The same report explained, “Currently, there is no way to definitively apportion unseen but estimated mortality across causes... (NOAA) assumed that half of the estimated undocumented incidents occurred in U.S. waters and were caused primarily by incidental entanglements.”

Sen. Angus King stated in his remarks to the U.S. Senate on Dec. 21, no right whale deaths were ever attributed to Maine lobster gear and no right whales were entangled in Maine lobster gear in the past 20 years.

And that seems to be the central question: If right whales aren’t present in the Gulf of Maine and if most of the deaths are unseen, how do we know what is causing their dwindling numbers?

“The fishery is required to prove a negative,” LaCroix explained. “The other problem with this is it focuses on the lobster industry. They aren’t saving the whales by focusing on an industry that’s not harming the whales.”

“If you eliminated the Maine lobster fishing industry it wouldn’t change a thing for the right whales,” Farrin said.

No to lobster fishing; yes to wind

According to its website, aside from commercial fishing, NOAA authorizes the “incidental take (death) of marine mammals,” primarily for construction, oil and gas production and renewable energy activities creating sound underwater and authorizations are for harassment, serious injury, or mortality of marine animals.

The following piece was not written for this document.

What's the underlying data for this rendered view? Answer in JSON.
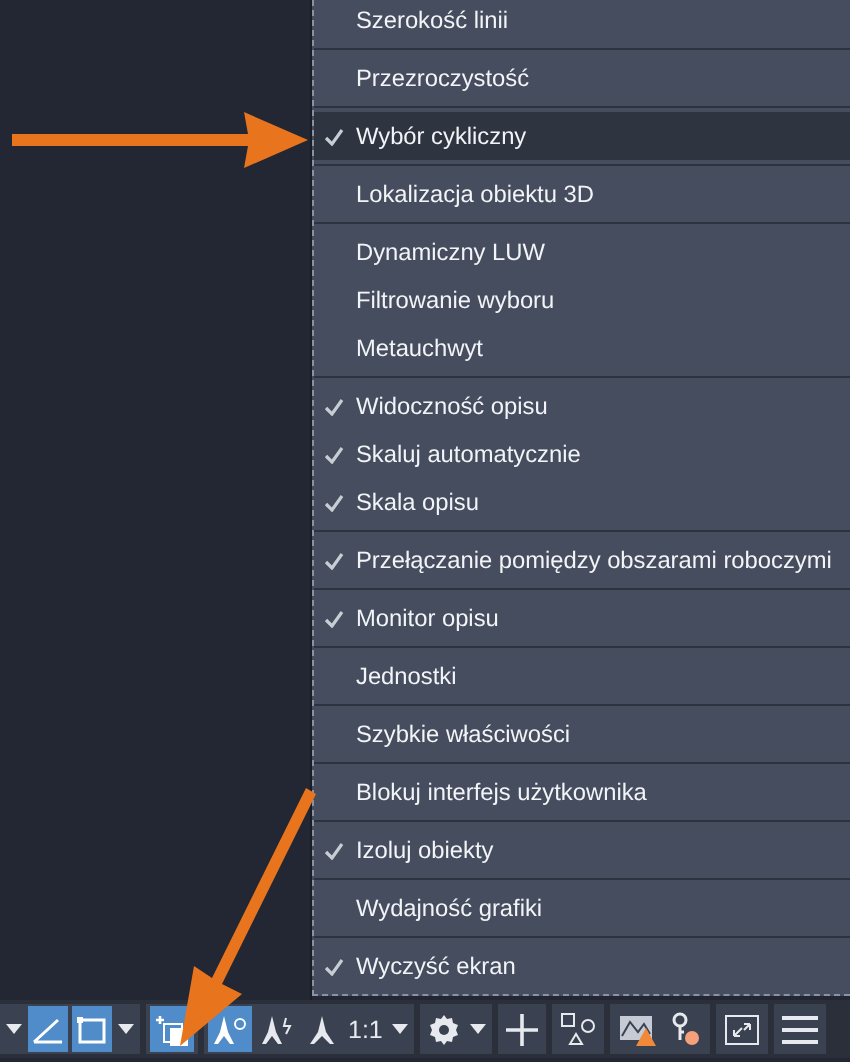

October’s draft right whale (NARW)and offshore wind (OSW) strategy created by NOAA and the Bureau of Energy Management explains areas proposed for this development in the U.S. are those where right whales ““...engage in migration, foraging, socializing, reproductive, calving, and resting behaviors critical to their survival.”

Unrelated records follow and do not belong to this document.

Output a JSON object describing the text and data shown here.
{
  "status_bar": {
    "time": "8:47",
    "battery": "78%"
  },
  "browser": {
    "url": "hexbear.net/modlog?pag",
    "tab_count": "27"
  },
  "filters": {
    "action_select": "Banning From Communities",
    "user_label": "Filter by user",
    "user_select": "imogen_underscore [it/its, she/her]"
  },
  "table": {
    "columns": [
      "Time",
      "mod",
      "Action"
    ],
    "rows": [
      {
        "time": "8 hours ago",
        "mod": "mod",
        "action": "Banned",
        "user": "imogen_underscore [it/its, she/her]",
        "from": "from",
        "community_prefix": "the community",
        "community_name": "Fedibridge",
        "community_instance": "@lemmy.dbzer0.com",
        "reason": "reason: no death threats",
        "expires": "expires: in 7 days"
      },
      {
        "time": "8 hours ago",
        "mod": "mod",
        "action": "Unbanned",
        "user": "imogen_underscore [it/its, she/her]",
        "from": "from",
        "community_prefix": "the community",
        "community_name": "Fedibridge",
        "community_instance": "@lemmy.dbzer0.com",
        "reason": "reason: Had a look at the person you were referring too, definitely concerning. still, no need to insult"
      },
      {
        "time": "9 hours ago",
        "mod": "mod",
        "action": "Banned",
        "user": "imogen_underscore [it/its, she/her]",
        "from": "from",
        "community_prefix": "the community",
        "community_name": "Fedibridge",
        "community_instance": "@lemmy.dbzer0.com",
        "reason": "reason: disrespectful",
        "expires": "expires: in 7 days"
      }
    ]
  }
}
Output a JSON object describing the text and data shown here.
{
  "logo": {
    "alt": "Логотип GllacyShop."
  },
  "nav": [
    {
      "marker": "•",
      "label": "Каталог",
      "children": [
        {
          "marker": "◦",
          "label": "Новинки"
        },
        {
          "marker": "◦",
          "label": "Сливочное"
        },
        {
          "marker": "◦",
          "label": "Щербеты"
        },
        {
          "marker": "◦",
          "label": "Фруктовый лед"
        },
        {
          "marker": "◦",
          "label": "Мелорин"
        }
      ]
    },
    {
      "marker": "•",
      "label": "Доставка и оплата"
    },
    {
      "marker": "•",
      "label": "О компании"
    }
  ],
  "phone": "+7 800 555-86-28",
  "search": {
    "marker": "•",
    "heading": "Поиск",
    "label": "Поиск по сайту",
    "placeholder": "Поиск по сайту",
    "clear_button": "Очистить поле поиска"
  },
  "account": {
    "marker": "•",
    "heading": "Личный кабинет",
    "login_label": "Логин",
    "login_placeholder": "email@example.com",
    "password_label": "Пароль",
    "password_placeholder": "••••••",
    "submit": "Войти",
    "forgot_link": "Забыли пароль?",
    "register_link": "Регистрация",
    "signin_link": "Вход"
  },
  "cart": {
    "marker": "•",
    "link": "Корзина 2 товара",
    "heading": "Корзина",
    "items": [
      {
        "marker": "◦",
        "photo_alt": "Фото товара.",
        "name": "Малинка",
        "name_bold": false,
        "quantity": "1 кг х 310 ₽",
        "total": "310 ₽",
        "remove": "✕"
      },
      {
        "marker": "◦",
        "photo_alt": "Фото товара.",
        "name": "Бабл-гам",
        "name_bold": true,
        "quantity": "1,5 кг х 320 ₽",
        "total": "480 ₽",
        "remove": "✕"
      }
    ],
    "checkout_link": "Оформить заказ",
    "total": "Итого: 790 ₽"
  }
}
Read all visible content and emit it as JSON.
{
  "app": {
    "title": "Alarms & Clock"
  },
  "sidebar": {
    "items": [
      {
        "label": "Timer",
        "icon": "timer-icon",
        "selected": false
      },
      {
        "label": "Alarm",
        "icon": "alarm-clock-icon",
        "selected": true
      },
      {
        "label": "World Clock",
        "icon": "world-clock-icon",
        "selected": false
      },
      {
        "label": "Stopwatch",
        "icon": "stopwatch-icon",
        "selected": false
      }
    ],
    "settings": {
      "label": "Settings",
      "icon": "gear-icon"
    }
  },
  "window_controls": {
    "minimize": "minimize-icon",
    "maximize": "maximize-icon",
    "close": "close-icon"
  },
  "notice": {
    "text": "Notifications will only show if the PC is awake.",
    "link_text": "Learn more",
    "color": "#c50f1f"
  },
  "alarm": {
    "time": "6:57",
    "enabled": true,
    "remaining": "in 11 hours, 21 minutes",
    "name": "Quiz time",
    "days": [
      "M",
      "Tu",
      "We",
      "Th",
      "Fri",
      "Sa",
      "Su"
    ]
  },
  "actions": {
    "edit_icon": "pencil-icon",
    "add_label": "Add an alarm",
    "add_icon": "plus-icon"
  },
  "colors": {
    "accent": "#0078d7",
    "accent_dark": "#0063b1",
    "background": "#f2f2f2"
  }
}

“It is important to recognize that NARWs migrating along the U.S. Atlantic Coast travel through or nearby every proposed OSW development,” the draft strategy explains.

It also identifies offshore wind development activities and stressors potentially affecting right whales. Among these are noise, “entanglement ... from floating wind turbines, cables, moorings” and “increased risk of strikes from vessels involved in OSW projects,” two of the most frequently cited threats to the right whale population.

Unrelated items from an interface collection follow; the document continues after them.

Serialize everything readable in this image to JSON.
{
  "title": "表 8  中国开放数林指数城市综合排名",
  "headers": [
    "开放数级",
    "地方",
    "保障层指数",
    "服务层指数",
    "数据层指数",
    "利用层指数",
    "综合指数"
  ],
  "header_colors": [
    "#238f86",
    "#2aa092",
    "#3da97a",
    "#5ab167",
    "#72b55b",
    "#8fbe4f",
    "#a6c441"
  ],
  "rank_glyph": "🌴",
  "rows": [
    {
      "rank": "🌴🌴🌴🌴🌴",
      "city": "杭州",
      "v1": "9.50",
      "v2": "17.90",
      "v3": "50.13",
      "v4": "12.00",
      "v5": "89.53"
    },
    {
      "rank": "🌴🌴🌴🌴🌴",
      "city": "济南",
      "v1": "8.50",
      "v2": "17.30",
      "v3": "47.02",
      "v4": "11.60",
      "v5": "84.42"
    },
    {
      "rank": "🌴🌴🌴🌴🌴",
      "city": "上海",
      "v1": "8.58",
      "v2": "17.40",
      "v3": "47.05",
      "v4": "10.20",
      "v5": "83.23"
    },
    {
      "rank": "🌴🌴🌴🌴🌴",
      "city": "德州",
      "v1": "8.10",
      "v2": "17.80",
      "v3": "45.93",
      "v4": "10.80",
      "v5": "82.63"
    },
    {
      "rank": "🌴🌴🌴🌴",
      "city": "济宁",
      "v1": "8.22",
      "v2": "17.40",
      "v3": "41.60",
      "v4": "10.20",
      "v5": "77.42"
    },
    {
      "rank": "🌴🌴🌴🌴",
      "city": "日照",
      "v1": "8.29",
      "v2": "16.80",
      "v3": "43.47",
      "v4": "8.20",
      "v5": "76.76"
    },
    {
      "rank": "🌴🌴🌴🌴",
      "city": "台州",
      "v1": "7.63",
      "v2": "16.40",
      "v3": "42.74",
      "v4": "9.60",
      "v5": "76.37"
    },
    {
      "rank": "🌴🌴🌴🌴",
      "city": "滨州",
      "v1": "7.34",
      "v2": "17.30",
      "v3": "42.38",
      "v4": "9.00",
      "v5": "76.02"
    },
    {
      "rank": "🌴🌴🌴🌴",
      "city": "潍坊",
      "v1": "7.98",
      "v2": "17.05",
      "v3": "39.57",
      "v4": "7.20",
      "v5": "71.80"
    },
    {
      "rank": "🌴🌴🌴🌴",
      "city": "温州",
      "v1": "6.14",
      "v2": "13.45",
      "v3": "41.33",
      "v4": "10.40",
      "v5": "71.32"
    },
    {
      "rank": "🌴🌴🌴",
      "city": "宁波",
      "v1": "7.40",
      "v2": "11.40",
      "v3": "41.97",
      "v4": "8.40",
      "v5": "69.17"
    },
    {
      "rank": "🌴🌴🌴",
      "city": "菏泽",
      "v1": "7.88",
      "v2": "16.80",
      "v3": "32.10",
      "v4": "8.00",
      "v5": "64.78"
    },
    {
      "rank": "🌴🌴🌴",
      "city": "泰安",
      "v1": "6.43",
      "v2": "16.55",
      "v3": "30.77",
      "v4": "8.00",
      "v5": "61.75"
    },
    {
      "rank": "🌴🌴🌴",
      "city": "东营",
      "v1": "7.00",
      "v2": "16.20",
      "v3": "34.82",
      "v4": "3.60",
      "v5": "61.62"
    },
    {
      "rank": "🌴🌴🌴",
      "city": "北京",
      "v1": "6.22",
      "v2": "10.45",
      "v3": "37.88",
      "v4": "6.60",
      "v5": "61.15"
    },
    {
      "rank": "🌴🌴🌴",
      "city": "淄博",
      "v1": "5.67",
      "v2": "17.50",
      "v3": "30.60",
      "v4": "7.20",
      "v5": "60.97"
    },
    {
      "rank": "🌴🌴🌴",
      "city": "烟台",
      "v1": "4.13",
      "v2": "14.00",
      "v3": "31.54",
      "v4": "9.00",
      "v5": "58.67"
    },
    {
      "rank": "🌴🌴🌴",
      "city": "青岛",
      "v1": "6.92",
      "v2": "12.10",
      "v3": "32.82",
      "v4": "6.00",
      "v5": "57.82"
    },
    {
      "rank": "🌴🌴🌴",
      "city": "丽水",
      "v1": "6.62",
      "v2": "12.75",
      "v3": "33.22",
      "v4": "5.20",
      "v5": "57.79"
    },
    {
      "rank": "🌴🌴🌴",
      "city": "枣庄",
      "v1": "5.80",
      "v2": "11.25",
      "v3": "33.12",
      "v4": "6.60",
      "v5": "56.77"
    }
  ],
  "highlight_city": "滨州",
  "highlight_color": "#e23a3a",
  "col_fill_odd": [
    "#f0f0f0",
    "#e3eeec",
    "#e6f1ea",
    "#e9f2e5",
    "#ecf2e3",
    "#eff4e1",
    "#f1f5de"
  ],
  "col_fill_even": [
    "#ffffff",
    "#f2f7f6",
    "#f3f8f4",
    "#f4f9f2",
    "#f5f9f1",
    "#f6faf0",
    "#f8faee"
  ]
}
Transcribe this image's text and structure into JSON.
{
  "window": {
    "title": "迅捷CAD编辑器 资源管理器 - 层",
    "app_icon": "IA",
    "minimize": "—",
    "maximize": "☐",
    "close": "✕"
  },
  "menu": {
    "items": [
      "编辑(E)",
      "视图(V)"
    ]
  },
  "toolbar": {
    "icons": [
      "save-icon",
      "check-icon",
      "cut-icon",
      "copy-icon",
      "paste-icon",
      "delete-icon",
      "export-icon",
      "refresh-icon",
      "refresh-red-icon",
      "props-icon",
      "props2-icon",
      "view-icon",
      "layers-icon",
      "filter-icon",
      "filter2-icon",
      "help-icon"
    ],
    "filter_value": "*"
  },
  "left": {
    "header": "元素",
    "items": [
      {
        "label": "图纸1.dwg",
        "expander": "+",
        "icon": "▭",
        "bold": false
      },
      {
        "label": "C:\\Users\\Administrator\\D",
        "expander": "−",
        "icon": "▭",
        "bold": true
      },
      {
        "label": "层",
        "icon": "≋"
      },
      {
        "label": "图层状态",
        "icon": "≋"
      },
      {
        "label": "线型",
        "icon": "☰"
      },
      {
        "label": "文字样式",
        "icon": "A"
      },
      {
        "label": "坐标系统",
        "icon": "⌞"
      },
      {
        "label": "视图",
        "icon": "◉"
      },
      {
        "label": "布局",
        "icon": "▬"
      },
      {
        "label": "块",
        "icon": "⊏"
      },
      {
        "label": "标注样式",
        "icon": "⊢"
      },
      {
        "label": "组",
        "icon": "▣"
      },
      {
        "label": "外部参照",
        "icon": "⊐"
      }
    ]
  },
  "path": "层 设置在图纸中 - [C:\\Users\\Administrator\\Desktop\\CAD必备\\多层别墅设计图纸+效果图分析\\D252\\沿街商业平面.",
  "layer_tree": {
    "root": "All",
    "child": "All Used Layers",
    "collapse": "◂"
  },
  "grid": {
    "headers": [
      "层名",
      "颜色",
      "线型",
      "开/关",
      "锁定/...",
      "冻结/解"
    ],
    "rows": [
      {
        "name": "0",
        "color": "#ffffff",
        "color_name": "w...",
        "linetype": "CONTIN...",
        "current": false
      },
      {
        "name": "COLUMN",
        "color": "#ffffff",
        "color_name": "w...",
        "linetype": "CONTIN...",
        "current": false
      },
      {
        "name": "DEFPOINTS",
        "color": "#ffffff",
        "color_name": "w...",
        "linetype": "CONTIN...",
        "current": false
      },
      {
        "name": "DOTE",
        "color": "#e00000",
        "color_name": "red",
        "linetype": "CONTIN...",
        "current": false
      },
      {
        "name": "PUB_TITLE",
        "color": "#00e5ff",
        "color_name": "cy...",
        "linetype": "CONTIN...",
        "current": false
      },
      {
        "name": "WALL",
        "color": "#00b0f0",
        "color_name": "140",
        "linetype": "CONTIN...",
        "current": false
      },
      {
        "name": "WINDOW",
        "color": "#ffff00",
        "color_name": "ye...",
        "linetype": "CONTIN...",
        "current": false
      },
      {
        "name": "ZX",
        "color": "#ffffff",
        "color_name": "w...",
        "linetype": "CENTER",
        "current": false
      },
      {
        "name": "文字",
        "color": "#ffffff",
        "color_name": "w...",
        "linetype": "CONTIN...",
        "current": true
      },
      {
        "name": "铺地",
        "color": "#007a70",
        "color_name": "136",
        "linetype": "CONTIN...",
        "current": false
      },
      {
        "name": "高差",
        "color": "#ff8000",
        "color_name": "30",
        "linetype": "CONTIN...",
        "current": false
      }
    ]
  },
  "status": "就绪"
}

In July, NOAA granted an incidental harassment authorization to Vineyard Northeast, LLC “to incidentally harass, by Level B harassment, marine mammals” despite concerns raised by Oceana, an ocean advocacy group.

This spring, the company will begin construction of its offshore wind farm 15 miles south of Martha’s Vineyard, according to a report by Cape and Island NPR in 2021.

Morley expressed frustration with the seemingly inconsistent NOAA positions. “The New England Aqua Ventus Project (off Monhegan) lies in the middle of the LMA1 closure area,” he said.  LMA 1 was restricted to lobster and Jonah crab fishermen for part of the year to protect right whales.

Plummer agrees. “How is it OK for windfarms to interfere with the whales’ migration pattern?”

What’s ahead

“It’s a reprieve,” said Farrin of the pause created by Congress. But what will happen in coming years is undetermined.

“The average lobsterman is 57 with a mortgage, a truck and maybe 12,000 hours on his boat’s engine.” Farrin explained. “He might have been thinking about re-building his engine. Now, he’s thinking twice.”

First National Bank’s Nicholson said they are keeping an eye on the regulations, explaining this is not just business. “It’s much more personal. A lot of us have friends in the industry.” He applauded everyone who worked to bring about the pause.

Uncertainty about the fishery’s future troubles its members. “It’s hard not knowing what the future will bring,” Morley said. “You invest into an industry that may not be around.”

Plummer pointed out the lobstermen still need to win their appeal of the recent NOAA regulations. “We’ve been in this spot now with the unknown hanging over our heads, investing in a business and you don’t know what that business will be in six years.”

Will the pause help to secure a fishery that has been a way of life for generations? Most lobstermen acquired their skills as youngsters aboard a father or grandfather’s boat, as did Plummer and Morley.

Ironically, right whales and Maine’s lobster fishery may be facing similar outcomes.

As Nick Page said, “Maine lobstermen are the stakeholders in the Gulf of Maine.”